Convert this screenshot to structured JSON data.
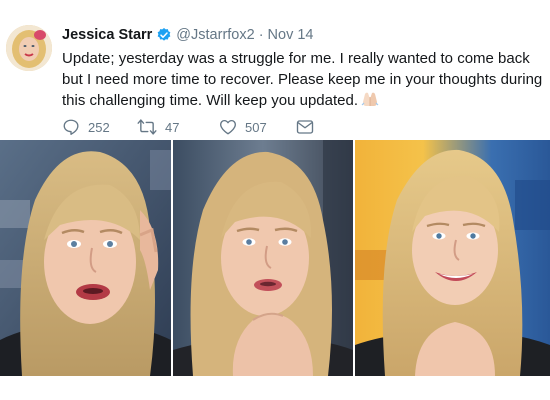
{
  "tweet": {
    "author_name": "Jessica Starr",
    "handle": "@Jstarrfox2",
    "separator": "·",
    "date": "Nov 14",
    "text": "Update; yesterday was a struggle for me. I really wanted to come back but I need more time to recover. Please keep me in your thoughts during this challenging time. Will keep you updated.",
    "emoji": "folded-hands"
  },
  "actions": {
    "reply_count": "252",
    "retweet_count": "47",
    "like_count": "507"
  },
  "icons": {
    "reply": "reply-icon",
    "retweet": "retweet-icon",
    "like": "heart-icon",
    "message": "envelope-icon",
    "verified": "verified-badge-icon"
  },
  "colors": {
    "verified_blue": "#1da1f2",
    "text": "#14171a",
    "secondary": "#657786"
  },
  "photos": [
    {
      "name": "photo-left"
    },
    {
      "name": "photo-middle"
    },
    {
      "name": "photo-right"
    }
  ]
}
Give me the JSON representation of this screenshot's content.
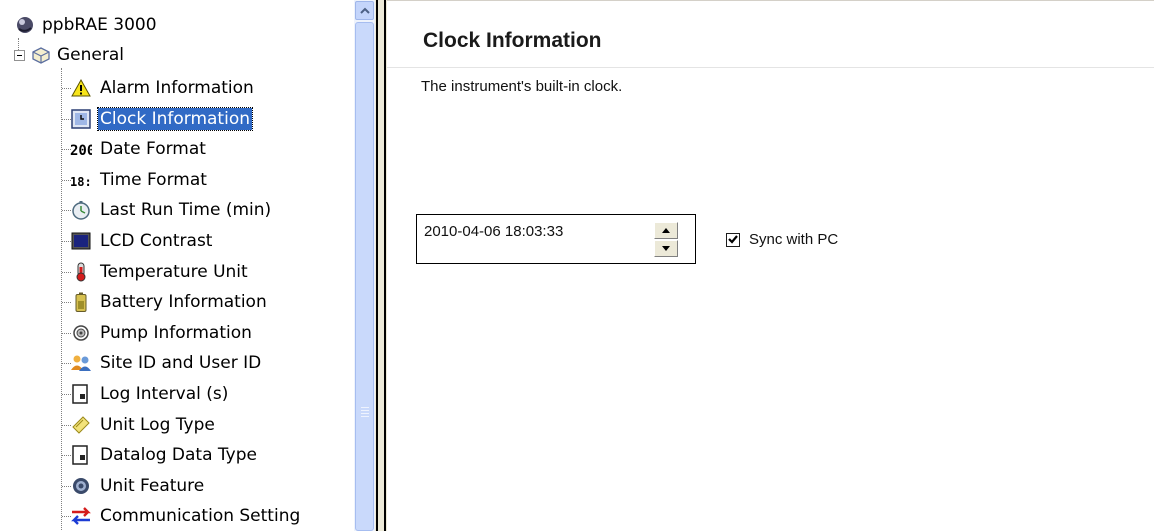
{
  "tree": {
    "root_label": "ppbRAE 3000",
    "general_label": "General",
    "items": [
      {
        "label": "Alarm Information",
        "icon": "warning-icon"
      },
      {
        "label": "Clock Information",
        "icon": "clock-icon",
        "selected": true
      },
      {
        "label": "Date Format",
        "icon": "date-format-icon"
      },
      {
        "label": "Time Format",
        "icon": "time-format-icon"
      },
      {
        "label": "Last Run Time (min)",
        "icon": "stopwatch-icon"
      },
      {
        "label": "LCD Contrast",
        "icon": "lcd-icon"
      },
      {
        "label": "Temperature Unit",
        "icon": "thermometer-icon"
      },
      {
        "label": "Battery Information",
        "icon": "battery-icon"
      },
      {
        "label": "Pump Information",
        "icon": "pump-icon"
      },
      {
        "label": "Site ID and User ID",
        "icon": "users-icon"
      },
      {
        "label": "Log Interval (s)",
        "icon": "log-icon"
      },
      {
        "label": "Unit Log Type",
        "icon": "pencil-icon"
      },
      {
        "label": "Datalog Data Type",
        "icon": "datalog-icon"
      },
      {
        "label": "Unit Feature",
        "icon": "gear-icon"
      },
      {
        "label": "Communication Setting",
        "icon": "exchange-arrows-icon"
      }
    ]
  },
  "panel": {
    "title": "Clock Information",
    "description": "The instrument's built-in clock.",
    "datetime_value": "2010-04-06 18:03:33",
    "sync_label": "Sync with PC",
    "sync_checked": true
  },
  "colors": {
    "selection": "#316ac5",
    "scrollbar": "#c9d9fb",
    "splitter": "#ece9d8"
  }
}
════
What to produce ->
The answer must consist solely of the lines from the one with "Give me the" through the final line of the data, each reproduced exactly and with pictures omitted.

Reply ->
Give me the JSON representation of this screenshot's content.
{
  "tree": {
    "root_label": "ppbRAE 3000",
    "general_label": "General",
    "items": [
      {
        "label": "Alarm Information",
        "icon": "warning-icon"
      },
      {
        "label": "Clock Information",
        "icon": "clock-icon",
        "selected": true
      },
      {
        "label": "Date Format",
        "icon": "date-format-icon"
      },
      {
        "label": "Time Format",
        "icon": "time-format-icon"
      },
      {
        "label": "Last Run Time (min)",
        "icon": "stopwatch-icon"
      },
      {
        "label": "LCD Contrast",
        "icon": "lcd-icon"
      },
      {
        "label": "Temperature Unit",
        "icon": "thermometer-icon"
      },
      {
        "label": "Battery Information",
        "icon": "battery-icon"
      },
      {
        "label": "Pump Information",
        "icon": "pump-icon"
      },
      {
        "label": "Site ID and User ID",
        "icon": "users-icon"
      },
      {
        "label": "Log Interval (s)",
        "icon": "log-icon"
      },
      {
        "label": "Unit Log Type",
        "icon": "pencil-icon"
      },
      {
        "label": "Datalog Data Type",
        "icon": "datalog-icon"
      },
      {
        "label": "Unit Feature",
        "icon": "gear-icon"
      },
      {
        "label": "Communication Setting",
        "icon": "exchange-arrows-icon"
      }
    ]
  },
  "panel": {
    "title": "Clock Information",
    "description": "The instrument's built-in clock.",
    "datetime_value": "2010-04-06 18:03:33",
    "sync_label": "Sync with PC",
    "sync_checked": true
  },
  "colors": {
    "selection": "#316ac5",
    "scrollbar": "#c9d9fb",
    "splitter": "#ece9d8"
  }
}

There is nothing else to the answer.